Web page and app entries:
----

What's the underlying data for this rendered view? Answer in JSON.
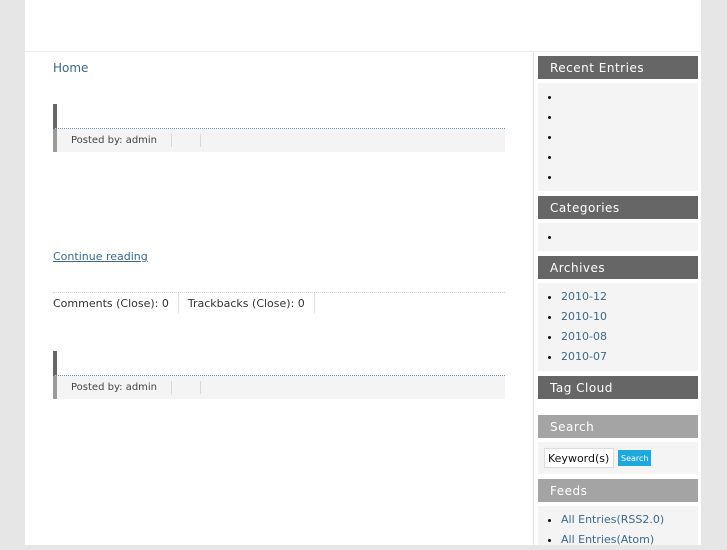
{
  "breadcrumb": {
    "home": "Home"
  },
  "entries": [
    {
      "title": "",
      "posted_by": "Posted by: admin"
    },
    {
      "title": "",
      "posted_by": "Posted by: admin"
    }
  ],
  "continue_reading": "Continue reading",
  "comments_bar": {
    "comments": "Comments (Close): 0",
    "trackbacks": "Trackbacks (Close): 0"
  },
  "sidebar": {
    "recent_entries": {
      "title": "Recent Entries",
      "items": [
        "",
        "",
        "",
        "",
        ""
      ]
    },
    "categories": {
      "title": "Categories",
      "items": [
        ""
      ]
    },
    "archives": {
      "title": "Archives",
      "items": [
        "2010-12",
        "2010-10",
        "2010-08",
        "2010-07"
      ]
    },
    "tag_cloud": {
      "title": "Tag Cloud"
    },
    "search": {
      "title": "Search",
      "input_value": "Keyword(s)",
      "button_label": "Search"
    },
    "feeds": {
      "title": "Feeds",
      "items": [
        "All Entries(RSS2.0)",
        "All Entries(Atom)"
      ]
    }
  },
  "colors": {
    "widget_header": "#666666",
    "widget_header_light": "#a4a4a4",
    "link": "#3a6a8c",
    "search_button": "#1ca8e0"
  }
}
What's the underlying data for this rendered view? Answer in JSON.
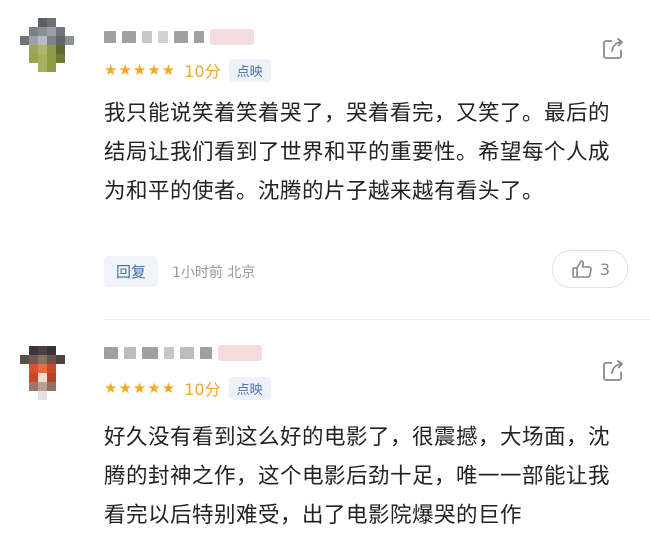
{
  "comments": [
    {
      "rating_stars": "★★★★★",
      "score": "10分",
      "source_tag": "点映",
      "text": "我只能说笑着笑着哭了，哭着看完，又笑了。最后的结局让我们看到了世界和平的重要性。希望每个人成为和平的使者。沈腾的片子越来越有看头了。",
      "reply_label": "回复",
      "time_location": "1小时前 北京",
      "like_count": "3"
    },
    {
      "rating_stars": "★★★★★",
      "score": "10分",
      "source_tag": "点映",
      "text": "好久没有看到这么好的电影了，很震撼，大场面，沈腾的封神之作，这个电影后劲十足，唯一一部能让我看完以后特别难受，出了电影院爆哭的巨作"
    }
  ],
  "colors": {
    "star": "#f5a623",
    "tag_text": "#4a6fa5",
    "tag_bg": "#eef2f8"
  },
  "icons": [
    "share-icon",
    "thumbs-up-icon"
  ]
}
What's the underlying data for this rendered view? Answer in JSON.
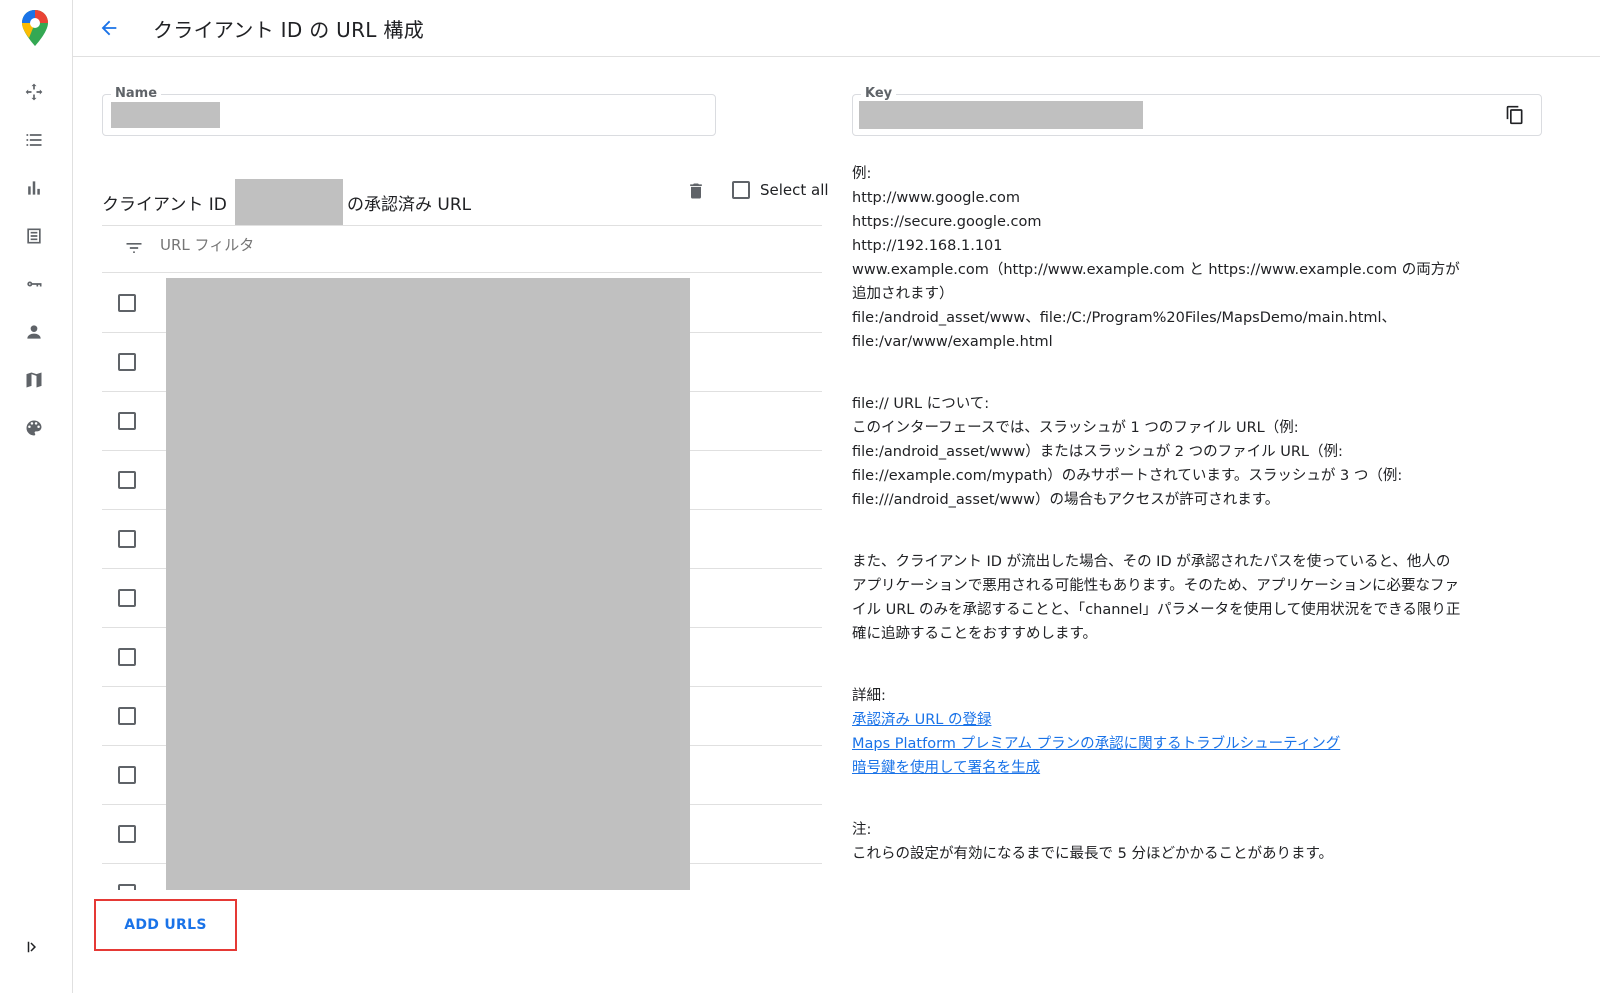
{
  "header": {
    "title": "クライアント ID の URL 構成"
  },
  "sidebar": {
    "items": [
      {
        "icon": "move-icon"
      },
      {
        "icon": "list-icon"
      },
      {
        "icon": "bar-chart-icon"
      },
      {
        "icon": "billing-icon"
      },
      {
        "icon": "key-icon"
      },
      {
        "icon": "person-icon"
      },
      {
        "icon": "map-icon"
      },
      {
        "icon": "palette-icon"
      }
    ]
  },
  "name_field": {
    "label": "Name",
    "value": ""
  },
  "key_field": {
    "label": "Key",
    "value": ""
  },
  "url_list": {
    "title_prefix": "クライアント ID",
    "title_suffix": "の承認済み URL",
    "select_all_label": "Select all",
    "filter_placeholder": "URL フィルタ",
    "row_count": 10,
    "add_button_label": "ADD URLS"
  },
  "help": {
    "examples_heading": "例:",
    "examples": [
      "http://www.google.com",
      "https://secure.google.com",
      "http://192.168.1.101",
      "www.example.com（http://www.example.com と https://www.example.com の両方が追加されます）",
      "file:/android_asset/www、file:/C:/Program%20Files/MapsDemo/main.html、file:/var/www/example.html"
    ],
    "file_heading": "file:// URL について:",
    "file_text": "このインターフェースでは、スラッシュが 1 つのファイル URL（例: file:/android_asset/www）またはスラッシュが 2 つのファイル URL（例: file://example.com/mypath）のみサポートされています。スラッシュが 3 つ（例: file:///android_asset/www）の場合もアクセスが許可されます。",
    "warning_text": "また、クライアント ID が流出した場合、その ID が承認されたパスを使っていると、他人のアプリケーションで悪用される可能性もあります。そのため、アプリケーションに必要なファイル URL のみを承認することと、「channel」パラメータを使用して使用状況をできる限り正確に追跡することをおすすめします。",
    "details_heading": "詳細:",
    "links": [
      "承認済み URL の登録",
      "Maps Platform プレミアム プランの承認に関するトラブルシューティング",
      "暗号鍵を使用して署名を生成"
    ],
    "note_heading": "注:",
    "note_text": "これらの設定が有効になるまでに最長で 5 分ほどかかることがあります。"
  },
  "colors": {
    "accent": "#1a73e8",
    "highlight_border": "#e53935",
    "redaction": "#c0c0c0"
  }
}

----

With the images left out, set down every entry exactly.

Exercise result:
What's the underlying data for this rendered view? Answer in JSON.
{
  "breadcrumb": {
    "home": "Home"
  },
  "entries": [
    {
      "title": "",
      "posted_by": "Posted by: admin"
    },
    {
      "title": "",
      "posted_by": "Posted by: admin"
    }
  ],
  "continue_reading": "Continue reading",
  "comments_bar": {
    "comments": "Comments (Close): 0",
    "trackbacks": "Trackbacks (Close): 0"
  },
  "sidebar": {
    "recent_entries": {
      "title": "Recent Entries",
      "items": [
        "",
        "",
        "",
        "",
        ""
      ]
    },
    "categories": {
      "title": "Categories",
      "items": [
        ""
      ]
    },
    "archives": {
      "title": "Archives",
      "items": [
        "2010-12",
        "2010-10",
        "2010-08",
        "2010-07"
      ]
    },
    "tag_cloud": {
      "title": "Tag Cloud"
    },
    "search": {
      "title": "Search",
      "input_value": "Keyword(s)",
      "button_label": "Search"
    },
    "feeds": {
      "title": "Feeds",
      "items": [
        "All Entries(RSS2.0)",
        "All Entries(Atom)"
      ]
    }
  },
  "colors": {
    "widget_header": "#666666",
    "widget_header_light": "#a4a4a4",
    "link": "#3a6a8c",
    "search_button": "#1ca8e0"
  }
}
What's the underlying data for this rendered view? Answer in JSON.
{
  "comments": [
    {
      "rating_stars": "★★★★★",
      "score": "10分",
      "source_tag": "点映",
      "text": "我只能说笑着笑着哭了，哭着看完，又笑了。最后的结局让我们看到了世界和平的重要性。希望每个人成为和平的使者。沈腾的片子越来越有看头了。",
      "reply_label": "回复",
      "time_location": "1小时前 北京",
      "like_count": "3"
    },
    {
      "rating_stars": "★★★★★",
      "score": "10分",
      "source_tag": "点映",
      "text": "好久没有看到这么好的电影了，很震撼，大场面，沈腾的封神之作，这个电影后劲十足，唯一一部能让我看完以后特别难受，出了电影院爆哭的巨作"
    }
  ],
  "colors": {
    "star": "#f5a623",
    "tag_text": "#4a6fa5",
    "tag_bg": "#eef2f8"
  },
  "icons": [
    "share-icon",
    "thumbs-up-icon"
  ]
}
What's the underlying data for this rendered view? Answer in JSON.
{
  "header": {
    "title": "クライアント ID の URL 構成"
  },
  "sidebar": {
    "items": [
      {
        "icon": "move-icon"
      },
      {
        "icon": "list-icon"
      },
      {
        "icon": "bar-chart-icon"
      },
      {
        "icon": "billing-icon"
      },
      {
        "icon": "key-icon"
      },
      {
        "icon": "person-icon"
      },
      {
        "icon": "map-icon"
      },
      {
        "icon": "palette-icon"
      }
    ]
  },
  "name_field": {
    "label": "Name",
    "value": ""
  },
  "key_field": {
    "label": "Key",
    "value": ""
  },
  "url_list": {
    "title_prefix": "クライアント ID",
    "title_suffix": "の承認済み URL",
    "select_all_label": "Select all",
    "filter_placeholder": "URL フィルタ",
    "row_count": 10,
    "add_button_label": "ADD URLS"
  },
  "help": {
    "examples_heading": "例:",
    "examples": [
      "http://www.google.com",
      "https://secure.google.com",
      "http://192.168.1.101",
      "www.example.com（http://www.example.com と https://www.example.com の両方が追加されます）",
      "file:/android_asset/www、file:/C:/Program%20Files/MapsDemo/main.html、file:/var/www/example.html"
    ],
    "file_heading": "file:// URL について:",
    "file_text": "このインターフェースでは、スラッシュが 1 つのファイル URL（例: file:/android_asset/www）またはスラッシュが 2 つのファイル URL（例: file://example.com/mypath）のみサポートされています。スラッシュが 3 つ（例: file:///android_asset/www）の場合もアクセスが許可されます。",
    "warning_text": "また、クライアント ID が流出した場合、その ID が承認されたパスを使っていると、他人のアプリケーションで悪用される可能性もあります。そのため、アプリケーションに必要なファイル URL のみを承認することと、「channel」パラメータを使用して使用状況をできる限り正確に追跡することをおすすめします。",
    "details_heading": "詳細:",
    "links": [
      "承認済み URL の登録",
      "Maps Platform プレミアム プランの承認に関するトラブルシューティング",
      "暗号鍵を使用して署名を生成"
    ],
    "note_heading": "注:",
    "note_text": "これらの設定が有効になるまでに最長で 5 分ほどかかることがあります。"
  },
  "colors": {
    "accent": "#1a73e8",
    "highlight_border": "#e53935",
    "redaction": "#c0c0c0"
  }
}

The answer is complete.